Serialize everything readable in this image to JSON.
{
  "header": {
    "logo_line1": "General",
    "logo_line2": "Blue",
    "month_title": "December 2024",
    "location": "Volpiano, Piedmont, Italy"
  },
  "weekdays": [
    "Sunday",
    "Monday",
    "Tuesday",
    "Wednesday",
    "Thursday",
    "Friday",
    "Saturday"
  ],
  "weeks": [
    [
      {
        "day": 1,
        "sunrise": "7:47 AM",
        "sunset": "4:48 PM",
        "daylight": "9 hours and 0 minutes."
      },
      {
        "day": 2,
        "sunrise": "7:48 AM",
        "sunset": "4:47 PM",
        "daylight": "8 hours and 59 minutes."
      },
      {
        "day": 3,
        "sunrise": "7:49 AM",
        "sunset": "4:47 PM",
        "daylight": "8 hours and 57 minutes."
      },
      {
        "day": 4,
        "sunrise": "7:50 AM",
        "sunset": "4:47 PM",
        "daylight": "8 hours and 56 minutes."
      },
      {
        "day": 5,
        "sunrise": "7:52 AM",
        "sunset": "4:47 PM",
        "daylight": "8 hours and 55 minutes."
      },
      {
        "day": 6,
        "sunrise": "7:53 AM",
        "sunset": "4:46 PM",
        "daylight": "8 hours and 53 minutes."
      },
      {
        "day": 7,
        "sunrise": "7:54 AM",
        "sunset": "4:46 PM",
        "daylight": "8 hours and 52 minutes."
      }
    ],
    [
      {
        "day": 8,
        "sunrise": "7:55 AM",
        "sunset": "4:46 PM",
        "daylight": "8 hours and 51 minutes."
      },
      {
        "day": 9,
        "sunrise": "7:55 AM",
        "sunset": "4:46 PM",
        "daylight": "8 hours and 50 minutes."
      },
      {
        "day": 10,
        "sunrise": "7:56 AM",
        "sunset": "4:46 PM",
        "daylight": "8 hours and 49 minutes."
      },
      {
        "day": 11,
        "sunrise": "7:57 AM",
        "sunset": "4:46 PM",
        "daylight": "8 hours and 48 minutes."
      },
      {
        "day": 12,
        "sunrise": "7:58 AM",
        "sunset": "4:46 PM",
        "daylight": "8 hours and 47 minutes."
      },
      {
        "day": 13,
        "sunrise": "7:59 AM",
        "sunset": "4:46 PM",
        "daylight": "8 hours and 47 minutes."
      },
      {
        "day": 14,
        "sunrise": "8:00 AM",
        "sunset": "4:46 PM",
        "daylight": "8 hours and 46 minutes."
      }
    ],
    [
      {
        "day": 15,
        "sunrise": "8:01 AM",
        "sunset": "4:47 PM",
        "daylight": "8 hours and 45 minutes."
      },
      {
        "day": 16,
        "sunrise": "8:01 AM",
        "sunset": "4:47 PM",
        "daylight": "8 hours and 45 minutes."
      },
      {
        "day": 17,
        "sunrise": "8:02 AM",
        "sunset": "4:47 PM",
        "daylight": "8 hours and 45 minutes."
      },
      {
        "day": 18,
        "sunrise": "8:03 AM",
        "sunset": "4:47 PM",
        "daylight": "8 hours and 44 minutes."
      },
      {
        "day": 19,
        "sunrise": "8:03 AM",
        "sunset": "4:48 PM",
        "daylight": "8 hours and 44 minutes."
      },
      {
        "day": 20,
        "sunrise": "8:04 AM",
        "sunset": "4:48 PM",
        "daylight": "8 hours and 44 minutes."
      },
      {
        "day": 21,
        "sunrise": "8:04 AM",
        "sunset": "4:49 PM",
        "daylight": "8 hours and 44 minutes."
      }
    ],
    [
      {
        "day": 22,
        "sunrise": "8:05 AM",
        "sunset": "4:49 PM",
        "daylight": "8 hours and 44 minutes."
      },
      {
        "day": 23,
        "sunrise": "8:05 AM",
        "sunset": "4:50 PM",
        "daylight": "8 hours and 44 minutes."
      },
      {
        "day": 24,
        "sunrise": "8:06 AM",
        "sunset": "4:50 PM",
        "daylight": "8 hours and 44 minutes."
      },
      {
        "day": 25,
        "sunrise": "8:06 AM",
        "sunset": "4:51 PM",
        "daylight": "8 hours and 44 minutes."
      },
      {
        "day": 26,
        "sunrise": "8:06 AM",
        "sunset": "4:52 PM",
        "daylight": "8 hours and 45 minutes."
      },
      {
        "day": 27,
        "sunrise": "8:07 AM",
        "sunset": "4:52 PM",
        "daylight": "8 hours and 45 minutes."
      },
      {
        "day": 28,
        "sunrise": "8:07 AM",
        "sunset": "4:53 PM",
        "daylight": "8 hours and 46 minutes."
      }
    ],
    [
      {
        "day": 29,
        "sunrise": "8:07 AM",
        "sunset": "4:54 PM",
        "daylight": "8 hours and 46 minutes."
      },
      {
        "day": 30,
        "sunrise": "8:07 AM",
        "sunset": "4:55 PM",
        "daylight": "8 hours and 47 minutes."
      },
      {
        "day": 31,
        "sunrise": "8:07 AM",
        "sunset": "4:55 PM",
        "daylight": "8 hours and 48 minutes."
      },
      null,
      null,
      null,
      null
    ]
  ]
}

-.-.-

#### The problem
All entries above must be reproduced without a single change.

#### Solution for this exercise
Serialize everything readable in this image to JSON.
{
  "header": {
    "logo_line1": "General",
    "logo_line2": "Blue",
    "month_title": "December 2024",
    "location": "Volpiano, Piedmont, Italy"
  },
  "weekdays": [
    "Sunday",
    "Monday",
    "Tuesday",
    "Wednesday",
    "Thursday",
    "Friday",
    "Saturday"
  ],
  "weeks": [
    [
      {
        "day": 1,
        "sunrise": "7:47 AM",
        "sunset": "4:48 PM",
        "daylight": "9 hours and 0 minutes."
      },
      {
        "day": 2,
        "sunrise": "7:48 AM",
        "sunset": "4:47 PM",
        "daylight": "8 hours and 59 minutes."
      },
      {
        "day": 3,
        "sunrise": "7:49 AM",
        "sunset": "4:47 PM",
        "daylight": "8 hours and 57 minutes."
      },
      {
        "day": 4,
        "sunrise": "7:50 AM",
        "sunset": "4:47 PM",
        "daylight": "8 hours and 56 minutes."
      },
      {
        "day": 5,
        "sunrise": "7:52 AM",
        "sunset": "4:47 PM",
        "daylight": "8 hours and 55 minutes."
      },
      {
        "day": 6,
        "sunrise": "7:53 AM",
        "sunset": "4:46 PM",
        "daylight": "8 hours and 53 minutes."
      },
      {
        "day": 7,
        "sunrise": "7:54 AM",
        "sunset": "4:46 PM",
        "daylight": "8 hours and 52 minutes."
      }
    ],
    [
      {
        "day": 8,
        "sunrise": "7:55 AM",
        "sunset": "4:46 PM",
        "daylight": "8 hours and 51 minutes."
      },
      {
        "day": 9,
        "sunrise": "7:55 AM",
        "sunset": "4:46 PM",
        "daylight": "8 hours and 50 minutes."
      },
      {
        "day": 10,
        "sunrise": "7:56 AM",
        "sunset": "4:46 PM",
        "daylight": "8 hours and 49 minutes."
      },
      {
        "day": 11,
        "sunrise": "7:57 AM",
        "sunset": "4:46 PM",
        "daylight": "8 hours and 48 minutes."
      },
      {
        "day": 12,
        "sunrise": "7:58 AM",
        "sunset": "4:46 PM",
        "daylight": "8 hours and 47 minutes."
      },
      {
        "day": 13,
        "sunrise": "7:59 AM",
        "sunset": "4:46 PM",
        "daylight": "8 hours and 47 minutes."
      },
      {
        "day": 14,
        "sunrise": "8:00 AM",
        "sunset": "4:46 PM",
        "daylight": "8 hours and 46 minutes."
      }
    ],
    [
      {
        "day": 15,
        "sunrise": "8:01 AM",
        "sunset": "4:47 PM",
        "daylight": "8 hours and 45 minutes."
      },
      {
        "day": 16,
        "sunrise": "8:01 AM",
        "sunset": "4:47 PM",
        "daylight": "8 hours and 45 minutes."
      },
      {
        "day": 17,
        "sunrise": "8:02 AM",
        "sunset": "4:47 PM",
        "daylight": "8 hours and 45 minutes."
      },
      {
        "day": 18,
        "sunrise": "8:03 AM",
        "sunset": "4:47 PM",
        "daylight": "8 hours and 44 minutes."
      },
      {
        "day": 19,
        "sunrise": "8:03 AM",
        "sunset": "4:48 PM",
        "daylight": "8 hours and 44 minutes."
      },
      {
        "day": 20,
        "sunrise": "8:04 AM",
        "sunset": "4:48 PM",
        "daylight": "8 hours and 44 minutes."
      },
      {
        "day": 21,
        "sunrise": "8:04 AM",
        "sunset": "4:49 PM",
        "daylight": "8 hours and 44 minutes."
      }
    ],
    [
      {
        "day": 22,
        "sunrise": "8:05 AM",
        "sunset": "4:49 PM",
        "daylight": "8 hours and 44 minutes."
      },
      {
        "day": 23,
        "sunrise": "8:05 AM",
        "sunset": "4:50 PM",
        "daylight": "8 hours and 44 minutes."
      },
      {
        "day": 24,
        "sunrise": "8:06 AM",
        "sunset": "4:50 PM",
        "daylight": "8 hours and 44 minutes."
      },
      {
        "day": 25,
        "sunrise": "8:06 AM",
        "sunset": "4:51 PM",
        "daylight": "8 hours and 44 minutes."
      },
      {
        "day": 26,
        "sunrise": "8:06 AM",
        "sunset": "4:52 PM",
        "daylight": "8 hours and 45 minutes."
      },
      {
        "day": 27,
        "sunrise": "8:07 AM",
        "sunset": "4:52 PM",
        "daylight": "8 hours and 45 minutes."
      },
      {
        "day": 28,
        "sunrise": "8:07 AM",
        "sunset": "4:53 PM",
        "daylight": "8 hours and 46 minutes."
      }
    ],
    [
      {
        "day": 29,
        "sunrise": "8:07 AM",
        "sunset": "4:54 PM",
        "daylight": "8 hours and 46 minutes."
      },
      {
        "day": 30,
        "sunrise": "8:07 AM",
        "sunset": "4:55 PM",
        "daylight": "8 hours and 47 minutes."
      },
      {
        "day": 31,
        "sunrise": "8:07 AM",
        "sunset": "4:55 PM",
        "daylight": "8 hours and 48 minutes."
      },
      null,
      null,
      null,
      null
    ]
  ]
}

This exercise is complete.